Murals around the city
At SOMA we learned that before Mexico was big on performance art, one of the art forms that was most ingrained in their culture were murals. One place you can check out are the SEP murals (located at the Secretariat of Public Education headquarters). I didn’t see them in person, but I did see a handful of other murals around the city (both inside and outside of buildings).
Statues around Mexico City
Mexico City also seemed to have a lot of sculptures and statues dotting its metropolitan landscape. Ones that come to mind are the busts of musicians in the Plaza de los Compositores, the Einstein statue at Parque México, the Fuente de los Cántaros in Parque México, Las Alas de la Ciudad by Jorge Marín, and that sculpture of a nude woman riding an old timey bicycle outside the Museo Nacional de Antropologia.
Architecture around Mexico City
Condesa has a lot of art deco architecture
Baroque and Neoclassical architecture pop up a lot in Mexico, Mexico City included.
About 45 minutes outside the city is Teotihuacán, ones of the best preserved pre-Columbian architectural complexes. There’s also some kind of ruin in the center of the city that might be remnants of Tenochtitlan and some more ruins in Tlatelolco.
Casa Barragán is an example of modern architecture and, by default, Mexican modern architecture. This place was on the schedule, but I don’t think we got around to seeing it.
Mexico City was also filled with a lot of buildings that I couldn’t quite place within the (knowingly bias) art historical timeline I was taught in school. Mexico City has a lot of structures that felt modern but had elements of something else in the way the doors were ornamented, the style of a window, the use of wrought iron, or even the color of the building itself. So, as much as I loved realizing that there were baroque cathedrals in North America, I was equally as excited to see the buildings that seemed to exist within their own art movements. Those are the ones that made me curious about the history of Mexican architecture because an otherwise unassuming building with that kind of door or this kind of window has got to have a really cool story behind it.
Jumex – A private art collection that primarily showcases modern art. It has got works by all the heavy-hitting 20th century white male artists that one learns about in art history class and plenty of works by local artists too.
Museo Frida Kahlo/La Casa Azul (“The Blue House”) – Frida Kahlo’s (and Diego Rivera’s) house-turned-museum. I didn’t get to visit it, but it looks absolutely badass.
Museo Nacional de Antropologia
Museo Nacional de Antropologia – A huge anthropology museum, this place packs art and artifacts from fairly recent, Pre-Columbian, and early human history into 23 rooms. There’s also a really sick water sculpture in the courtyard.
Palacio de Bellas Artes (Palace of Fine Arts) – A cultural center that hosts visual art, music, opera, dance and theatre events. We didn’t really visit it; our group just popped our heads inside, looked at the ceiling, then left. At the time, there was some manner of protest and/or strike going on. The protest wasn’t the reason we didn’t visit, we just didn’t visit because it wasn’t on the itinerary.

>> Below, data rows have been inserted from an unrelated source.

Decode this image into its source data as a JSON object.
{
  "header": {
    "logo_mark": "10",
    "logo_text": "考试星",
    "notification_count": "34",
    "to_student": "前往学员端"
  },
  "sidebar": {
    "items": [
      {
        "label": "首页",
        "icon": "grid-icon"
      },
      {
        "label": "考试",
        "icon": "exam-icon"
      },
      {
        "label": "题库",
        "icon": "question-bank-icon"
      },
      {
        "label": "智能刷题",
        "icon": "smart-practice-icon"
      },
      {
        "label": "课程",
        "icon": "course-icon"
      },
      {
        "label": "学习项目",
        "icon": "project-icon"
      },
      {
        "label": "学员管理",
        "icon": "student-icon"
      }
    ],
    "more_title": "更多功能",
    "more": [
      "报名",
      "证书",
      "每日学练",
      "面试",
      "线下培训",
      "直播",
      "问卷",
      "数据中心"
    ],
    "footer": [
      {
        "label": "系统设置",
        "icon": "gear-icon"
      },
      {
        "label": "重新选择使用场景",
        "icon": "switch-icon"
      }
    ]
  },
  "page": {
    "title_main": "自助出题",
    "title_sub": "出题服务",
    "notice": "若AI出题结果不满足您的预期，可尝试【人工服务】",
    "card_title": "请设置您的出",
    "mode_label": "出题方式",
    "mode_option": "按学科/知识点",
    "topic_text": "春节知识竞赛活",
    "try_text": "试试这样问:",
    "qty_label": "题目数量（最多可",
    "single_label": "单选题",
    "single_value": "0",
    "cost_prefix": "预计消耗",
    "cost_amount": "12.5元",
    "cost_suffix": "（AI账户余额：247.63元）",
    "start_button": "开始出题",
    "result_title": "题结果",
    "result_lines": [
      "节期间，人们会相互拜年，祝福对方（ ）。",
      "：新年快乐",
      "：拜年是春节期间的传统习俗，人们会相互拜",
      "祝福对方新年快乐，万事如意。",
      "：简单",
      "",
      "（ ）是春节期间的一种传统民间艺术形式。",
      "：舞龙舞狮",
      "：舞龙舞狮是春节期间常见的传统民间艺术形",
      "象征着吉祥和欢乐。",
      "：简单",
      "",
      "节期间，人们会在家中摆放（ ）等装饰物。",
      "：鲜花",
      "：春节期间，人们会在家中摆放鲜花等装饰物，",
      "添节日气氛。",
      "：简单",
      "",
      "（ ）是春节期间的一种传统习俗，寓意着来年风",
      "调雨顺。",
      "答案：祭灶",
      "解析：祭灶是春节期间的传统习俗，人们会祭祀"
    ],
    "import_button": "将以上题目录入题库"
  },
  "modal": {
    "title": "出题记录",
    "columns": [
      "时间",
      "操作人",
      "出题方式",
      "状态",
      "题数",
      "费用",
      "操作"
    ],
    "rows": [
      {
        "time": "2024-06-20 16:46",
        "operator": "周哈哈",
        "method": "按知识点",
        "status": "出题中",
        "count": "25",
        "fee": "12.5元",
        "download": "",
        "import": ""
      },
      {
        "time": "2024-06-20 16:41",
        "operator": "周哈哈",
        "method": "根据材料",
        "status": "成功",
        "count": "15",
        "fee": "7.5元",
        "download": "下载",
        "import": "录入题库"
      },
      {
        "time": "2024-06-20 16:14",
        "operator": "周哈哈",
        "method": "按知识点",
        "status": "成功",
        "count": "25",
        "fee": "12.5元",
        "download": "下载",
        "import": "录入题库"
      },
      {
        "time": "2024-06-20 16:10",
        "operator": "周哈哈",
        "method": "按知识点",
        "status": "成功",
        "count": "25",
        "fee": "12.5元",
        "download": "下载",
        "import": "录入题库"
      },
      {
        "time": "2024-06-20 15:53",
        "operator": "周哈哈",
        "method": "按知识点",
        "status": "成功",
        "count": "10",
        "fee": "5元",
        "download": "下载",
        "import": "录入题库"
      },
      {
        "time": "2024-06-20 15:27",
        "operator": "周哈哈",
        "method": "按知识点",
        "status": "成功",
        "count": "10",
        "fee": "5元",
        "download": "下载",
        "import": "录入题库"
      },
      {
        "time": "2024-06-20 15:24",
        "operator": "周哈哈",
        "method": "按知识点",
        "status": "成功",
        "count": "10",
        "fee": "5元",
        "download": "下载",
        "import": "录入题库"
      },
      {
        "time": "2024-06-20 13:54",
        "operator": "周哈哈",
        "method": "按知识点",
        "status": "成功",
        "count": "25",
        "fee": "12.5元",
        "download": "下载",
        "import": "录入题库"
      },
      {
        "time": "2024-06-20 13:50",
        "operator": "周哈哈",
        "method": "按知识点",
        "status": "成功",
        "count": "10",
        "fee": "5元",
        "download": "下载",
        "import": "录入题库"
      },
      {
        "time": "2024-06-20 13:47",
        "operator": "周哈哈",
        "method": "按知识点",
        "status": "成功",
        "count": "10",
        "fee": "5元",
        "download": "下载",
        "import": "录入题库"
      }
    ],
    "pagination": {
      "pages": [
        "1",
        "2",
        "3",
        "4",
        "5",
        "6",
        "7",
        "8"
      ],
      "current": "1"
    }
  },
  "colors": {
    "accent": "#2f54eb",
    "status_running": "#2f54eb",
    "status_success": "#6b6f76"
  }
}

Memorial 68 Museum
Memorial 68 Museum – Also called the Centro Cultural Universitario Tlatelolco Memorial 68, it is a part of Tlatelolco University Cultural Center (CCU Tlatelolco). This housed one of the best exhibitions I have ever seen anywhere. It focuses on the 1968 Tlatelolco massacre by highlighting the protests, the families of the survivors, what life was like in Mexico at the time, and the 1968 Summer Olympics. It is a colorful, dynamic, interactive, and engaging interdisciplinary exhibit that also features some works by contemporary artists. I can’t emphasize enough how fabulous this place is as a teaching tool.
Tlatelolco University Cultural Center – The same complex that housed the Memorial 68 Museum also had an incredible collection of Mexican political cartoons and Pre-Columbian artifacts. It was a private tour and photographs weren’t allowed in either section, but know that the stuff they had in their collection was incredible.